Back in 1989, Michael Chang was attempting to do something completely unlikely at the French Open; he was trying to beat the great Ivan Lendl on clay to win his first ever Grand Slam.
Chang was a 17-year-old kid without much fanfare while Lendl was ranked No. 1 in the world, coming in with three French Open titles on his resume already and looking for a fourth. The match went the distance, but cramps started hampering Chang, who decided to use a different tactic to get in the head of Lendl.
He decided to hit a serve underhanded. Down 15-30 on his own serve in the eighth game of the fifth set, Chang went with the strange service approach and it paid off. Lendl never won another game.
That wasn't exactly the approach we've seen in the first week of the U.S. Open, but it has brought back memories of that incredibly Chang moment on clay.
During Jerzy Janowicz's surprising first round exit, the 14th ranked player in the world went underhanded, but for a different reason. The Wimbledon semifinalist decided to take the unusual approach because of an injury that was the main reason he was beaten in straight sets by a guy ranked 247 in the world.
Wednesday night's underhanded serve by Michael Llordra was for another reason.
The always entertaining Llodra was facing the defending champion in his first round match, an uphill climb if there ever was one, and while he knew the match was all but Andy Murray's, he decided to have a little fun and try to hit the underhanded serve to throw Murray off.

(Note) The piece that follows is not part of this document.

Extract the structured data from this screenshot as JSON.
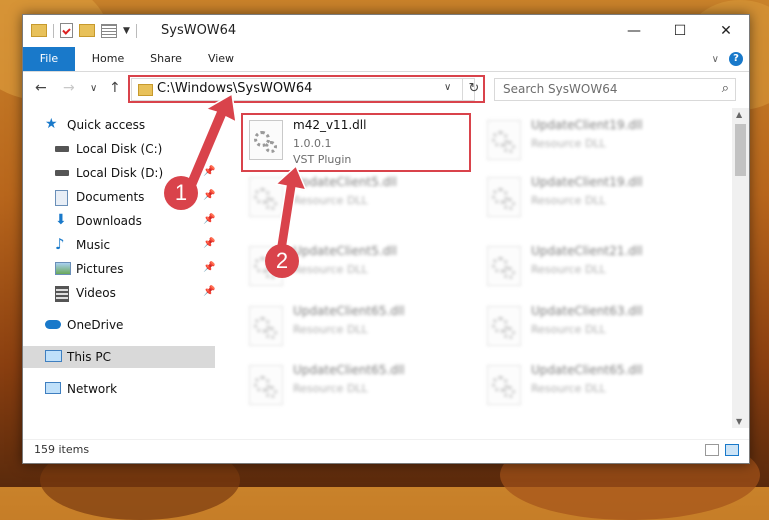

It worked in the sense of surprise, but Murray was still able to run it down, hit a couple of incredible defensive shots and eventually win the point, but I guess this marks the return of the underhand serve as we know it.